Boost Your Learning Rate Through Group Learning

Let’s face it-not every one learns the same way. Not every one’s intellectual and academic performance follows the same pattern. While the stereotype and expected learning models of a person is learning alone or through books, many people learn through groups. We are not talking about group intelligence like a person getting their intelligence from groups, but having the group stimulate their studying. You could actually boost your learning rate through working with groups. Most people prefer self-help and studying by themselves, but not all people learn this way. Your best learning mode might be with other people.

Group study is more helpful to some people because it pushes them to be more competitive. It pushes them to be more inquisitive and it pushes them to be more motivated. Many people cannot study if left to their own devices or left to their own schedules. They have to have a study group or a study partner. The downside to group dynamics is really getting it together. It may be more helpful by pushing people to compete and circulate ideas and collaborate and really get the intellectual juices flowing, but coordinating common times can be a headache. Because college can be a very busy and hectic place, you cannot really be assured that you could all meet at the appointed time.
The Benefits of Group Learning
Be that as it may, it is well worth the effort because group dynamics not only helps with your studying but it also helps on many different levels. First, it boosts your social skills. If you are the shy type or big crowds scare you, working with small groups may just be solution to your crowd jitters. Work with very small groups first, then keep scaling up as you increase your comfort zone’s area. This is great for introverts looking to further broaden their interpersonal skillsets.
Second, it boosts your time management skills. As mentioned above, coordinating and organizing a group can be quite hectic because everyone’s schedule is different. By forcing you to manage your time around a group schedule, group learning dynamics might be the push you need to boost your time management skills.
Third, it allows you to become a better manager or coordinator. Coordinating people is one of the key elements of management. Honing this skill boosts your chances of future success as part of management or as an executive. Take your first crack at this skill by starting with your small study group’s schedule and organization.
Take all these benefits together and, if you are a group learner, it makes group dynamics well worth doing. It does not always work for all situations, but it is definitely a great option.

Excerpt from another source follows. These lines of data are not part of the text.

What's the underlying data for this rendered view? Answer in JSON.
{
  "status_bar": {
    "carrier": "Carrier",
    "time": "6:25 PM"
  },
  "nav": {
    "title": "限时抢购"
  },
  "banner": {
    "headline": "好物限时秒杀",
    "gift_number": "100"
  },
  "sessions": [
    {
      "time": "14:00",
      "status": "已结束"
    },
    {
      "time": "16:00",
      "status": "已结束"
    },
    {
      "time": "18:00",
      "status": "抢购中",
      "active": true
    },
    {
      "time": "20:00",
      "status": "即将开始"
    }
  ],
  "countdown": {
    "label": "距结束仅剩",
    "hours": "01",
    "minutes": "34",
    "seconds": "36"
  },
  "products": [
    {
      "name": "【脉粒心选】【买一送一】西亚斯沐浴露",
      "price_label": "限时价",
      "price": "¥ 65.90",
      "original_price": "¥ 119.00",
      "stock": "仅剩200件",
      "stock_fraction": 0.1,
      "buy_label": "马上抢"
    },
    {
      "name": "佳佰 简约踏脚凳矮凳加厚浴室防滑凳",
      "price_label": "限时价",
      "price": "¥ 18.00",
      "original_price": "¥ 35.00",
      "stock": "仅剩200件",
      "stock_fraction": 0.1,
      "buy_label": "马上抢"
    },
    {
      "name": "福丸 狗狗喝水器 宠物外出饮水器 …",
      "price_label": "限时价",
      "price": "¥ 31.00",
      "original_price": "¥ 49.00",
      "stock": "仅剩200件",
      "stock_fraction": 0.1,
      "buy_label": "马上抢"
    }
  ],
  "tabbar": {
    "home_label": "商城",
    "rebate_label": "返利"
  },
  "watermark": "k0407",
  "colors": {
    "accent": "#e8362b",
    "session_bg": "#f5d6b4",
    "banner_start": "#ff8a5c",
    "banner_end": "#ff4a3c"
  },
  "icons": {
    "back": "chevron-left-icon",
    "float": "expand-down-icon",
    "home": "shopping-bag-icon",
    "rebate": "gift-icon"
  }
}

Chris Walker wrote this guest post. He is an avid website copywriter for MarketingCopyExpert.Com and he also writes model personal statement examples.